On the carried interest rule - Article 60 of the Decree introduced a non-rebuttable presumption whereby remuneration derived from certain carried interest schemes qualified as income from capital, or capital gain, is generally subject only to a 26% tax. Therefore, if the conditions envisaged under the new tax law are met, carried interest cannot be taxed as income from employment which is subject to individual income tax (Irpef) at progressive rates, up to approximately 45%, and social security contributions (ranging from 36% to 45%).

How does it works - Under the new tax regime income from direct or indirect participation in companies, entities or undertakings for collective investment (UCI) derived by their employees or directors or by employees or directors of other entities controlling, controlled by, or in charge of the management of the latter (the Beneficiaries) arising from shares or other similar financial instruments granting enhanced economic rights (so called carried interest) is deemed as income from capital or capital gain rather than employment income when the following conditions are met: first of all, the overall investment commitment of all the employees and directors entails an actual cash outlay of, at least, 1% of the overall investment carried out by the UCI or of the net equity, in case of companies or other entities.
Secondly, the above income accrues only after that all shareholders have received an amount equal to the equity invested plus the minimum yield provided by the by-law, even in the case of change of control.
And still, the fund managers maintain their investment for at least five years, or for a shorter period in the case of change of control or change of management. Particularly, the five-year holding period starts from the date of each subscriptions/acquisition. If an incoming employee/director acquires eligible instruments from a leaving employee/director, the accrued holding period is not inherited by the former Beneficiary.
Finally, eligible instruments are issued by UCIs, companies or entities that are tax resident or established in Italy or in a State that allows an adequate exchange of information with Italy.

Time matters – This new tax regime is applicable to income from eligible instruments that is received and/or realized by the Beneficiaries starting from the date of entry into force of Law Decree 24 April 2017, No. 50, thus from 24 April 2017.

The real risk also matters - The Beneficiaries should actually run a real risk in making the investment in the eligible instruments. Thus, the new tax regime would be disregarded if for subscribing the eligible instruments Beneficiaries receive financing from their employer, whose repayment is waived.
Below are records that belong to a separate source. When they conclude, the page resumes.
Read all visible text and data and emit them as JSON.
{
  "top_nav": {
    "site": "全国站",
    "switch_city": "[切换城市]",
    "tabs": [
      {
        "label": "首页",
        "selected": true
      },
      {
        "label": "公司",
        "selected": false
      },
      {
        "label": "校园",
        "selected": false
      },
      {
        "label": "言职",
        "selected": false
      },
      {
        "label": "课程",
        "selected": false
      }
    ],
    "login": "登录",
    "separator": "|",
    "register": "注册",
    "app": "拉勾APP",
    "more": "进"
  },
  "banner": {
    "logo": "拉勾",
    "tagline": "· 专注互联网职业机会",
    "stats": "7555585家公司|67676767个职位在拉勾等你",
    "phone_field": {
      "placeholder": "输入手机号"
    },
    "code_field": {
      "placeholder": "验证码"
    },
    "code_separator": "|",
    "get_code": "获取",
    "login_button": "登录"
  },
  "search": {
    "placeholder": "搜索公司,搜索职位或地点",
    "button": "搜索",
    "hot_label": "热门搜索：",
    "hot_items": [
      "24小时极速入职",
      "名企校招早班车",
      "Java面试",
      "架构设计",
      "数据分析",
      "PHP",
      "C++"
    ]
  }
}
The five years holding period - If the carried interest is paid before the holding period is met, it is temporarily treated as financial income. However, if later on the eligible instruments are disposed of before the holding period is met, such income may be re-categorized into income from employment thus triggering Irpef, at progressive rates, and social security contributions.

A way to support investment efforts and planning - The new tax regime on carried interest provides an stimulating opportunity to implement management investment plans not only within the private equity field.

The indispensable chance to submit an advance ruling - However, income derived from carried interest schemes, lacking any of the previously mentioned requirements, does not automatically qualify as income from employment, therefore a case-by-case analysis would be required in order to verify the nature of the income. Italian tax Administration has confirmed that under these circumstances taxpayers may apply for an advance ruling on the income characterization of the carried interest.

Extra-time to enjoy the new tax regime – Italy’s Revenue Agency also confirmed that the new tax provision can apply to subscriptions made even before 24 April 2017 from which employees /directors derived income that has been subsequently paid. Furthermore, it was also confirmed that carried interest schemes approved before 24 April 2017 may be amended in order to benefit from the new regime.

FiscoOggi è una pubblicazione dell'Agenzia delle Entrate - Ufficio Comunicazione
Testata registrata al Tribunale di Roma il 19.9.2001 con n. 405/2001
Direttore responsabile Claudio Borgnino